Restate the following data in its entirety, word for word and without images.
BEGIN
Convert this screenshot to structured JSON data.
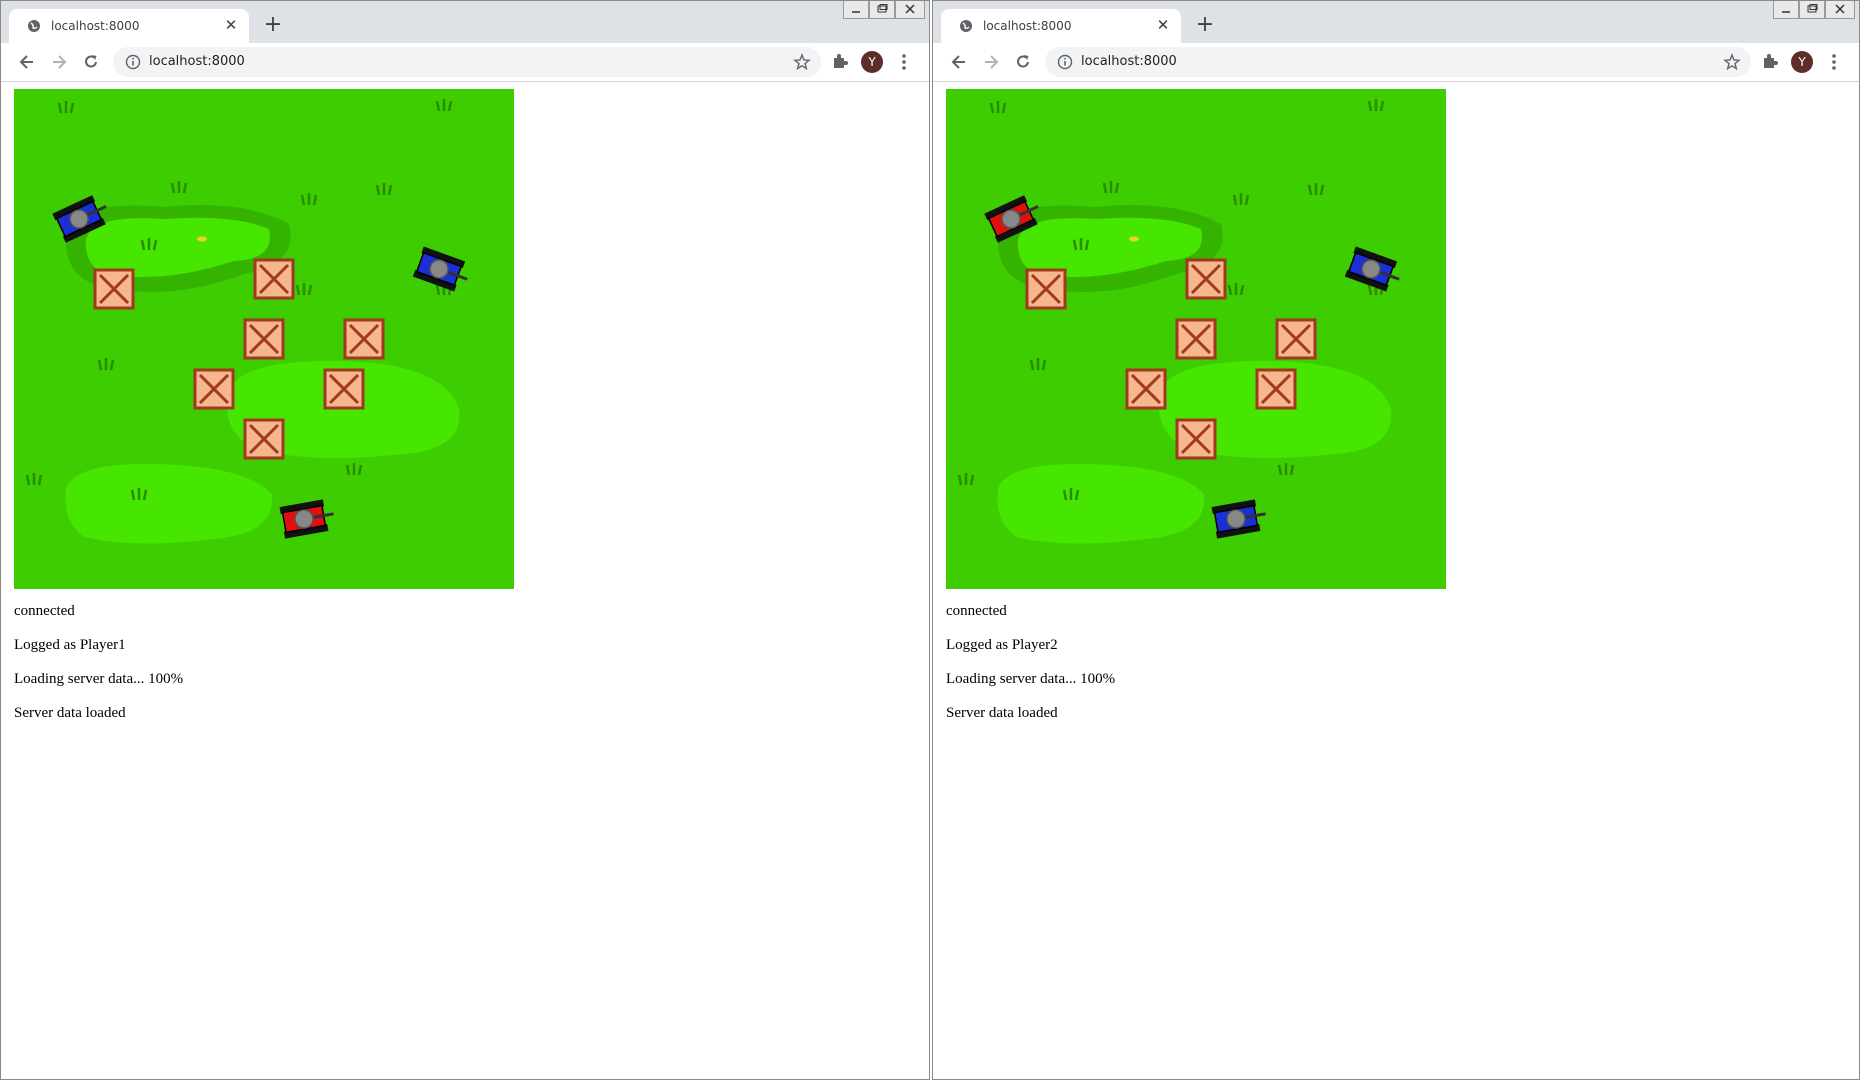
{
  "windows": [
    {
      "tab_title": "localhost:8000",
      "url": "localhost:8000",
      "avatar_letter": "Y",
      "messages": [
        "connected",
        "Logged as Player1",
        "Loading server data... 100%",
        "Server data loaded"
      ],
      "tank_colors": {
        "top_left": "#1a2fd6",
        "right": "#1a2fd6",
        "bottom": "#e01010"
      }
    },
    {
      "tab_title": "localhost:8000",
      "url": "localhost:8000",
      "avatar_letter": "Y",
      "messages": [
        "connected",
        "Logged as Player2",
        "Loading server data... 100%",
        "Server data loaded"
      ],
      "tank_colors": {
        "top_left": "#e01010",
        "right": "#1a2fd6",
        "bottom": "#1a2fd6"
      }
    }
  ],
  "icons": {
    "back": "arrow-left",
    "forward": "arrow-right",
    "reload": "reload",
    "info": "info-circle",
    "star": "star-outline",
    "extensions": "puzzle-piece",
    "menu": "three-dots-vertical"
  },
  "colors": {
    "grass": "#3dcd00",
    "grass_light": "#46e600",
    "crate_fill": "#f6b68e",
    "crate_border": "#a0391e"
  }
}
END
### Answer to the exercise
Convert this screenshot to structured JSON data.
{
  "windows": [
    {
      "tab_title": "localhost:8000",
      "url": "localhost:8000",
      "avatar_letter": "Y",
      "messages": [
        "connected",
        "Logged as Player1",
        "Loading server data... 100%",
        "Server data loaded"
      ],
      "tank_colors": {
        "top_left": "#1a2fd6",
        "right": "#1a2fd6",
        "bottom": "#e01010"
      }
    },
    {
      "tab_title": "localhost:8000",
      "url": "localhost:8000",
      "avatar_letter": "Y",
      "messages": [
        "connected",
        "Logged as Player2",
        "Loading server data... 100%",
        "Server data loaded"
      ],
      "tank_colors": {
        "top_left": "#e01010",
        "right": "#1a2fd6",
        "bottom": "#1a2fd6"
      }
    }
  ],
  "icons": {
    "back": "arrow-left",
    "forward": "arrow-right",
    "reload": "reload",
    "info": "info-circle",
    "star": "star-outline",
    "extensions": "puzzle-piece",
    "menu": "three-dots-vertical"
  },
  "colors": {
    "grass": "#3dcd00",
    "grass_light": "#46e600",
    "crate_fill": "#f6b68e",
    "crate_border": "#a0391e"
  }
}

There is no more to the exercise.